## Assignment
Print the complete set of entries exactly.

[[ Dataset open ]]

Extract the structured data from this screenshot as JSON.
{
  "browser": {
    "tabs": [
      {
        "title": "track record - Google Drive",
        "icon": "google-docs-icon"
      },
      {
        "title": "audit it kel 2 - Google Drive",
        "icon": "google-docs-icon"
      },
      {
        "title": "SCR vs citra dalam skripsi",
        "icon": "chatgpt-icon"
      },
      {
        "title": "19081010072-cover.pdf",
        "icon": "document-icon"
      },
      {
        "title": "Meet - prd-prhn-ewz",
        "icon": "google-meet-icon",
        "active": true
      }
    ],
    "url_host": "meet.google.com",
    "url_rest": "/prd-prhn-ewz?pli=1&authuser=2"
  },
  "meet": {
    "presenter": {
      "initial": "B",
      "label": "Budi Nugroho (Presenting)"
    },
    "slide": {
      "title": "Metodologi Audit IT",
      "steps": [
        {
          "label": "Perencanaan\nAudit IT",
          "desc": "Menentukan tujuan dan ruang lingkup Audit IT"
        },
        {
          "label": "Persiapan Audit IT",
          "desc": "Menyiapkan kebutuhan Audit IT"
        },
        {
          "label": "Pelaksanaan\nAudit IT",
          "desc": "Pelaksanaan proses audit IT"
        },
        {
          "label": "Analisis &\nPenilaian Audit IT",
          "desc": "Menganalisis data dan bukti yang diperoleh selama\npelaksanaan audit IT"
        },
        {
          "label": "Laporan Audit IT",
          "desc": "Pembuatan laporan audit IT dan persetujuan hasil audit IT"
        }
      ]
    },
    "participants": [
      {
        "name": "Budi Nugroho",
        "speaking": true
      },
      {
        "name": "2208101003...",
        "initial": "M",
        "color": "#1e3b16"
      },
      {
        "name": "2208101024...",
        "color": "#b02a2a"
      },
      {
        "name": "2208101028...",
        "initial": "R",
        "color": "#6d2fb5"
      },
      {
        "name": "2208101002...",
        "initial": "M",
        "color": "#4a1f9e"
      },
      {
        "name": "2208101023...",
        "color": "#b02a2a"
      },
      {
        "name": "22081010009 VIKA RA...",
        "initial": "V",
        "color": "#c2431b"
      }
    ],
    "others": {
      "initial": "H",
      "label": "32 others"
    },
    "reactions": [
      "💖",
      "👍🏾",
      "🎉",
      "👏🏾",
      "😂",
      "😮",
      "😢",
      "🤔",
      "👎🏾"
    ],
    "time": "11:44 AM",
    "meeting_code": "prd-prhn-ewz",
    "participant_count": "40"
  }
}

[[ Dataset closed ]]

## Task result
Extract the structured data from this screenshot as JSON.
{
  "browser": {
    "tabs": [
      {
        "title": "track record - Google Drive",
        "icon": "google-docs-icon"
      },
      {
        "title": "audit it kel 2 - Google Drive",
        "icon": "google-docs-icon"
      },
      {
        "title": "SCR vs citra dalam skripsi",
        "icon": "chatgpt-icon"
      },
      {
        "title": "19081010072-cover.pdf",
        "icon": "document-icon"
      },
      {
        "title": "Meet - prd-prhn-ewz",
        "icon": "google-meet-icon",
        "active": true
      }
    ],
    "url_host": "meet.google.com",
    "url_rest": "/prd-prhn-ewz?pli=1&authuser=2"
  },
  "meet": {
    "presenter": {
      "initial": "B",
      "label": "Budi Nugroho (Presenting)"
    },
    "slide": {
      "title": "Metodologi Audit IT",
      "steps": [
        {
          "label": "Perencanaan\nAudit IT",
          "desc": "Menentukan tujuan dan ruang lingkup Audit IT"
        },
        {
          "label": "Persiapan Audit IT",
          "desc": "Menyiapkan kebutuhan Audit IT"
        },
        {
          "label": "Pelaksanaan\nAudit IT",
          "desc": "Pelaksanaan proses audit IT"
        },
        {
          "label": "Analisis &\nPenilaian Audit IT",
          "desc": "Menganalisis data dan bukti yang diperoleh selama\npelaksanaan audit IT"
        },
        {
          "label": "Laporan Audit IT",
          "desc": "Pembuatan laporan audit IT dan persetujuan hasil audit IT"
        }
      ]
    },
    "participants": [
      {
        "name": "Budi Nugroho",
        "speaking": true
      },
      {
        "name": "2208101003...",
        "initial": "M",
        "color": "#1e3b16"
      },
      {
        "name": "2208101024...",
        "color": "#b02a2a"
      },
      {
        "name": "2208101028...",
        "initial": "R",
        "color": "#6d2fb5"
      },
      {
        "name": "2208101002...",
        "initial": "M",
        "color": "#4a1f9e"
      },
      {
        "name": "2208101023...",
        "color": "#b02a2a"
      },
      {
        "name": "22081010009 VIKA RA...",
        "initial": "V",
        "color": "#c2431b"
      }
    ],
    "others": {
      "initial": "H",
      "label": "32 others"
    },
    "reactions": [
      "💖",
      "👍🏾",
      "🎉",
      "👏🏾",
      "😂",
      "😮",
      "😢",
      "🤔",
      "👎🏾"
    ],
    "time": "11:44 AM",
    "meeting_code": "prd-prhn-ewz",
    "participant_count": "40"
  }
}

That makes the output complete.